Strong poetry that calls for social justice while exploring valid emotions. Appropriate for ages 5-7/
Reviewed from copy provided by Farrar Straus Giroux.
Betita’s father has always told her that they are descendants of the Aztecs who came from Atzlan, which is now the southwestern United States. They are cranes who have returned home. Living in Los Angeles, Betita goes to school while her parents work long hours. But then one day, her father is taken by ICE and deported to Mexico. Betita and her mother make the long car ride to the border to see him, but find themselves arrested and put into a detention camp. Forced to sleep on the concrete floor, eat moldy food, and succumb to the monotony and cruelty of the camp, Betita almost loses herself. But she rises, inspired by the women and children around her, to insist that they have rights even when she has no one with her anymore.
Salazar uses verse to tell the story of Betita and her family. The early part of the book is almost dreamy as the family creates their new life in Los Angeles together. But the book turns and twists into a razor-like call for dignity and legal help for those both deported and those held in camps. The conditions of the camp are horrible, the indignity and casual cruelty heaped upon them is almost soul crushing. It’s difficult to read and even more difficult to accept that this is the United States doing these things to children and families.
Salazar gives her young heroine a voice in the book, a playfulness and creativity that lets her create her own toys, form connections with other children. She also has the ability to write and to lead others to write their own stories too. That powerful ability is what allows the characters to rise above and insist upon being seen.
An important and powerful call to see Latinx people held in border camps as humans first and always. Appropriate for ages 9-12.

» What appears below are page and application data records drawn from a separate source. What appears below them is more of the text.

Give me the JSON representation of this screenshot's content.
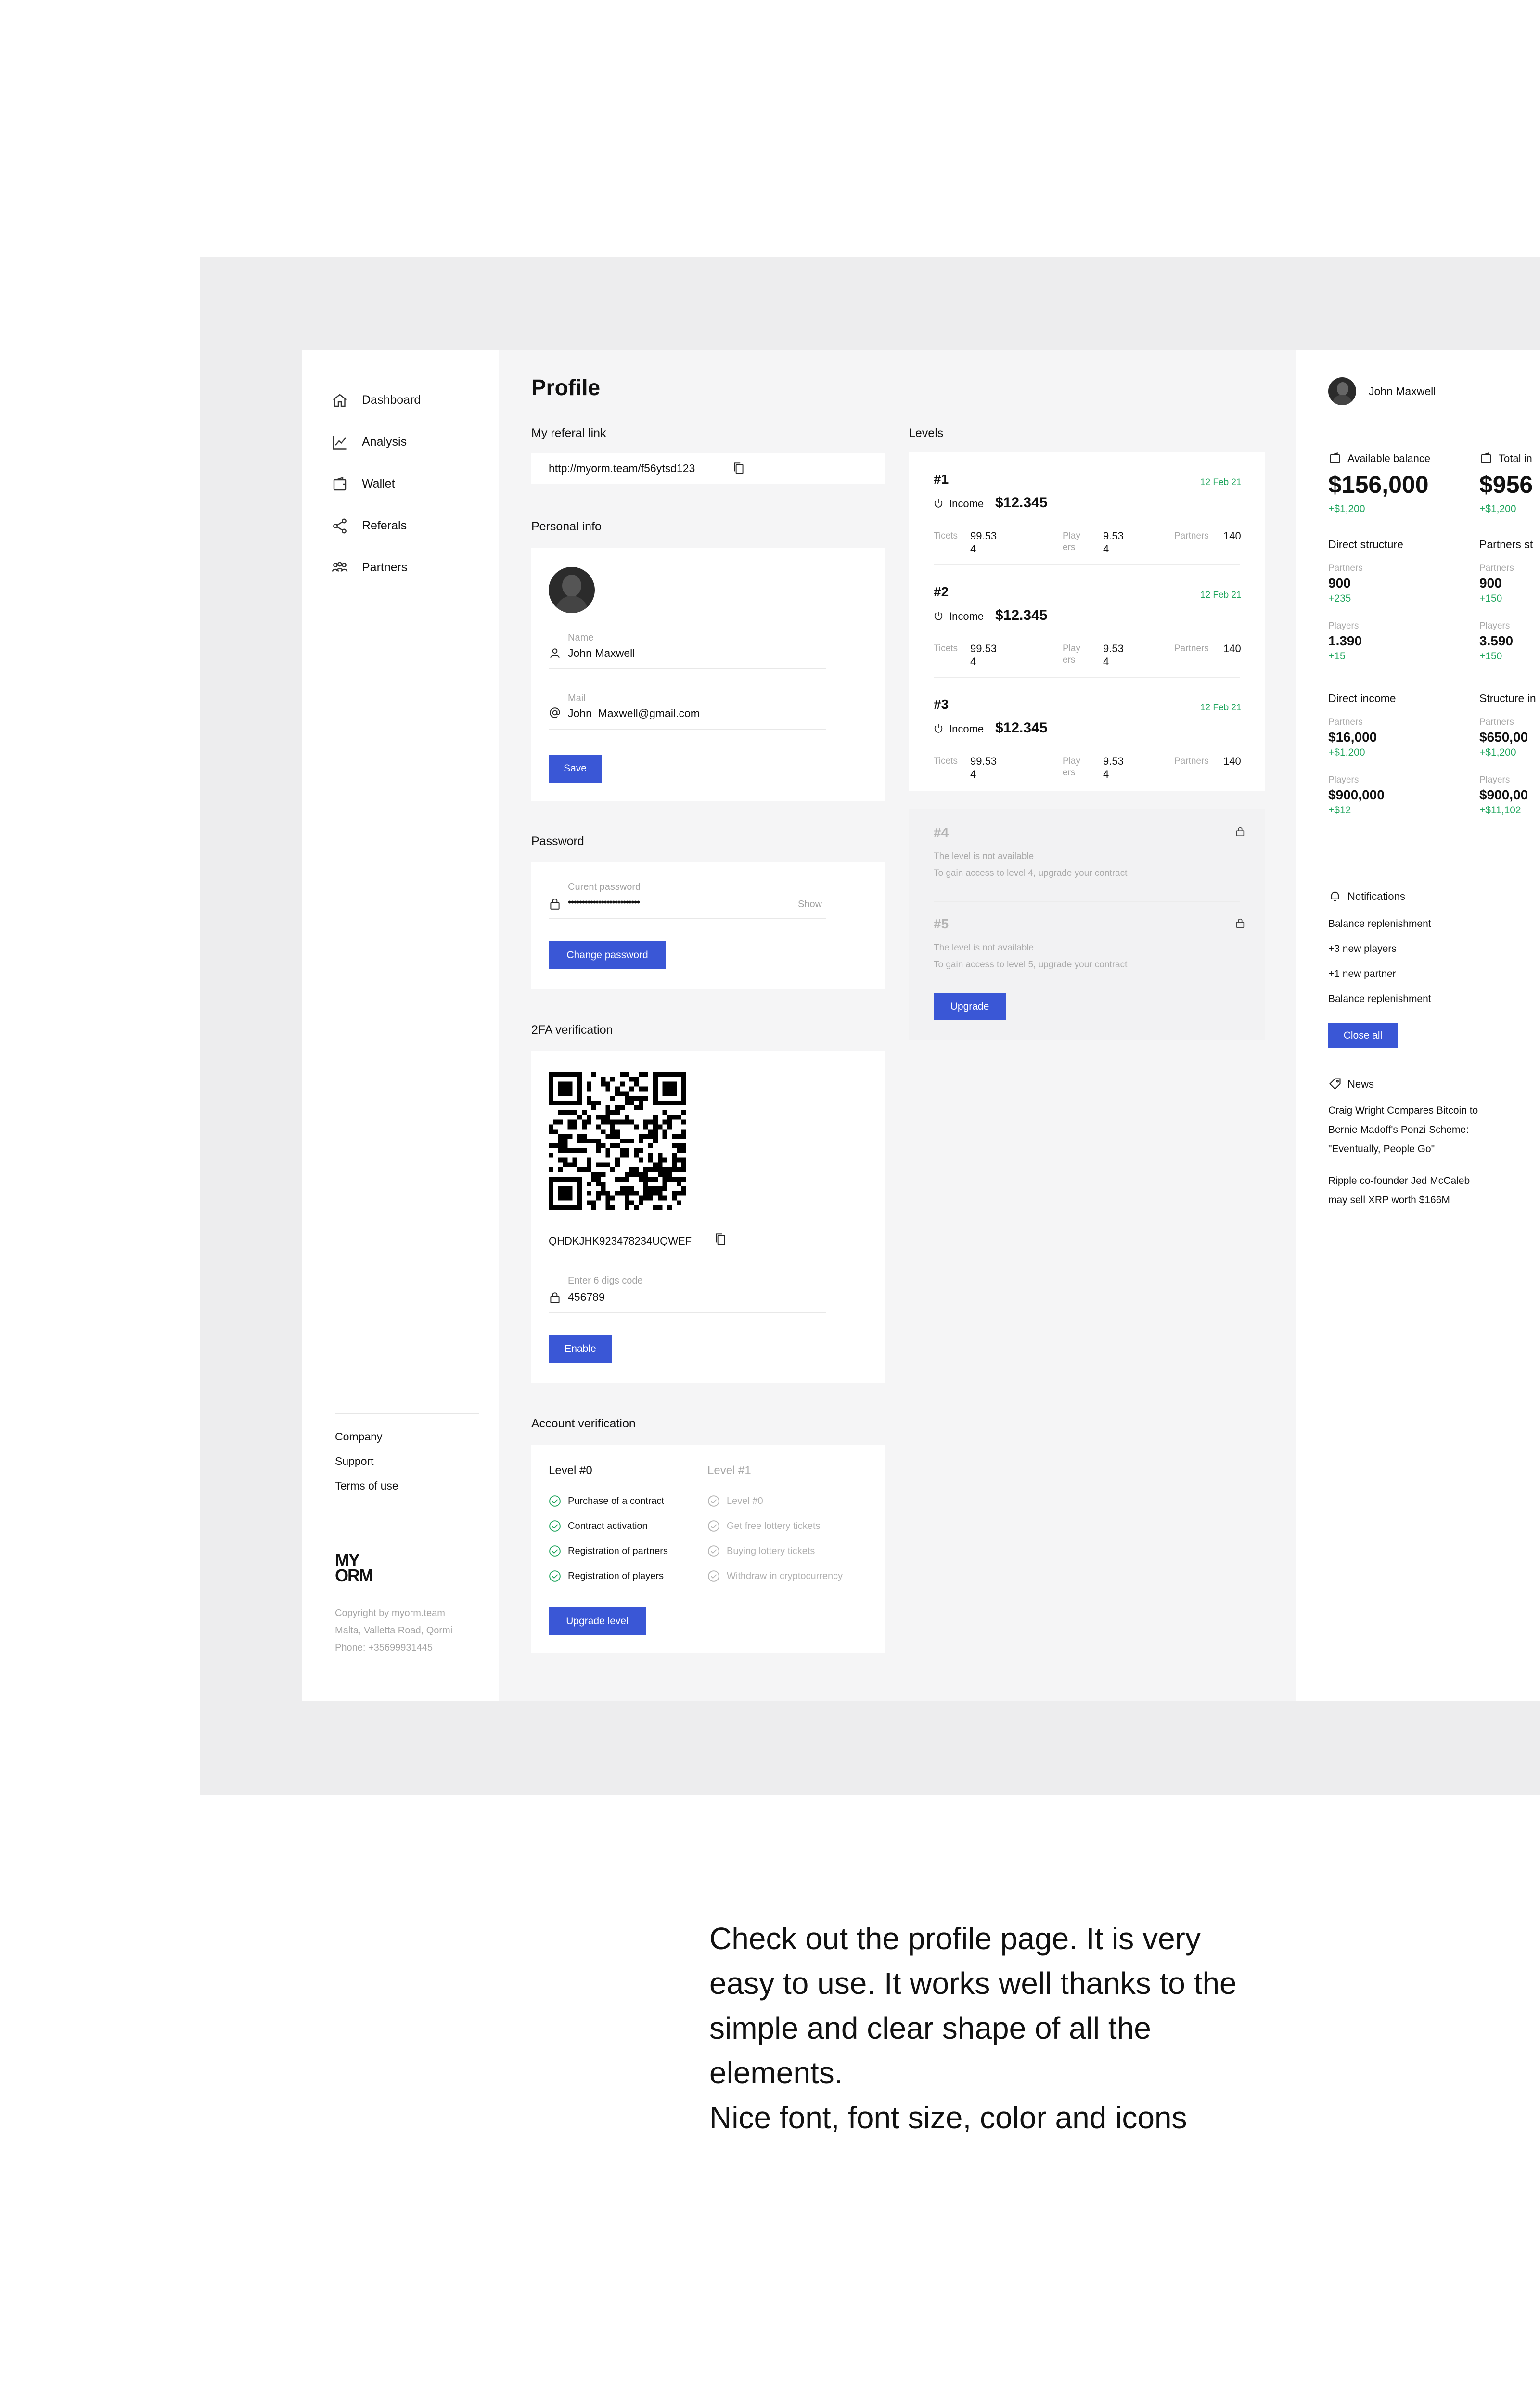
{
  "sidebar": {
    "nav": [
      {
        "label": "Dashboard",
        "icon": "home-icon"
      },
      {
        "label": "Analysis",
        "icon": "chart-icon"
      },
      {
        "label": "Wallet",
        "icon": "wallet-icon"
      },
      {
        "label": "Referals",
        "icon": "share-icon"
      },
      {
        "label": "Partners",
        "icon": "users-icon"
      }
    ],
    "links": [
      "Company",
      "Support",
      "Terms of use"
    ],
    "logo_line1": "MY",
    "logo_line2": "ORM",
    "copyright": [
      "Copyright by myorm.team",
      "Malta, Valletta Road, Qormi",
      "Phone: +35699931445"
    ]
  },
  "profile": {
    "title": "Profile",
    "referal_label": "My referal link",
    "referal_link": "http://myorm.team/f56ytsd123",
    "personal_label": "Personal info",
    "name_label": "Name",
    "name_value": "John Maxwell",
    "mail_label": "Mail",
    "mail_value": "John_Maxwell@gmail.com",
    "save_label": "Save",
    "password_label": "Password",
    "current_password_label": "Curent password",
    "password_value": "••••••••••••••••••••••••••",
    "show_label": "Show",
    "change_password_label": "Change password",
    "twofa_label": "2FA verification",
    "twofa_code": "QHDKJHK923478234UQWEF",
    "code_label": "Enter 6 digs code",
    "code_value": "456789",
    "enable_label": "Enable",
    "account_label": "Account verification",
    "level0_title": "Level #0",
    "level1_title": "Level #1",
    "level0_items": [
      "Purchase of a contract",
      "Contract activation",
      "Registration of partners",
      "Registration of players"
    ],
    "level1_items": [
      "Level #0",
      "Get free lottery tickets",
      "Buying lottery tickets",
      "Withdraw in cryptocurrency"
    ],
    "upgrade_level_label": "Upgrade level"
  },
  "levels": {
    "label": "Levels",
    "items": [
      {
        "num": "#1",
        "date": "12 Feb 21",
        "income_label": "Income",
        "income": "$12.345",
        "tickets_label": "Ticets",
        "tickets": "99.534",
        "players_label": "Players",
        "players": "9.534",
        "partners_label": "Partners",
        "partners": "140"
      },
      {
        "num": "#2",
        "date": "12 Feb 21",
        "income_label": "Income",
        "income": "$12.345",
        "tickets_label": "Ticets",
        "tickets": "99.534",
        "players_label": "Players",
        "players": "9.534",
        "partners_label": "Partners",
        "partners": "140"
      },
      {
        "num": "#3",
        "date": "12 Feb 21",
        "income_label": "Income",
        "income": "$12.345",
        "tickets_label": "Ticets",
        "tickets": "99.534",
        "players_label": "Players",
        "players": "9.534",
        "partners_label": "Partners",
        "partners": "140"
      }
    ],
    "locked": [
      {
        "num": "#4",
        "line1": "The level is not available",
        "line2": "To gain access to level 4, upgrade your contract"
      },
      {
        "num": "#5",
        "line1": "The level is not available",
        "line2": "To gain access to level 5, upgrade your contract"
      }
    ],
    "upgrade_label": "Upgrade"
  },
  "right": {
    "user_name": "John Maxwell",
    "available_label": "Available balance",
    "available_value": "$156,000",
    "available_delta": "+$1,200",
    "total_label": "Total in",
    "total_value": "$956",
    "total_delta": "+$1,200",
    "direct_structure": "Direct structure",
    "partners_structure": "Partners st",
    "partners_label": "Partners",
    "players_label": "Players",
    "ds_partners": "900",
    "ds_partners_delta": "+235",
    "ds_players": "1.390",
    "ds_players_delta": "+15",
    "ps_partners": "900",
    "ps_partners_delta": "+150",
    "ps_players": "3.590",
    "ps_players_delta": "+150",
    "direct_income": "Direct income",
    "structure_income": "Structure in",
    "di_partners": "$16,000",
    "di_partners_delta": "+$1,200",
    "di_players": "$900,000",
    "di_players_delta": "+$12",
    "si_partners": "$650,00",
    "si_partners_delta": "+$1,200",
    "si_players": "$900,00",
    "si_players_delta": "+$11,102",
    "notifications_label": "Notifications",
    "notifications": [
      "Balance replenishment",
      "+3 new players",
      "+1 new partner",
      "Balance replenishment"
    ],
    "close_all_label": "Close all",
    "news_label": "News",
    "news1": [
      "Craig Wright Compares Bitcoin to",
      "Bernie Madoff's Ponzi Scheme:",
      "\"Eventually, People Go\""
    ],
    "news2": [
      "Ripple co-founder Jed McCaleb",
      "may sell XRP worth $166M"
    ]
  },
  "caption": {
    "lines": [
      "Check out the profile page. It is very",
      "easy to use. It works well thanks to the",
      "simple and clear shape of all the",
      "elements.",
      "Nice font, font size, color and icons"
    ]
  },
  "colors": {
    "accent": "#3a57d6",
    "green": "#1fa55d",
    "frame": "#ededee",
    "main_bg": "#f5f5f6"
  }
}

This picture book takes on the subject of white privilege in a way that makes the subject accessible to children. The book tells the story of a white child seeing news about a police shooting on the television while their mother tries to distract them and tells them that they are safe. But that is not what the child is concerned with, they want to know why they are treated differently in stores than black children and how this happened. The book grapples with what white children and adults can do to combat racism and get involved in social justice. It pushes children to speak out, even to their own family who are expressing racist ideas. It talks about the concept of “not seeing race” and then clearly explains why that is not true.
Higginbotham writes books about difficult subjects for children. She has taken on divorce, sex and death in the past. Still, this new one may be the most fraught subject yet. The way that she tackles the subject clearly puts the onus on white people to figure this all out, since it is a problem that they are responsible for. The book has just enough history to clarify that this is a long-standing problem and is systemic. Yet it is not willing to rest there, calling for action, clarity around the subject and a responsibility to step up.
The book is hand made and the illustrations and design of the overall book embrace that. The text is hand-lettered on brown paper, creating a book that is approachable and immensely personal. The illustrations, like the text, demonstrate the racism in our society and beautifully never put people of color in the position of having to teach or correct white people in the book. That is the job of white people, including children.
A strong primer on being white in America, examining our privilege and getting involved in tackling racism in our communities. Appropriate for ages 6-9.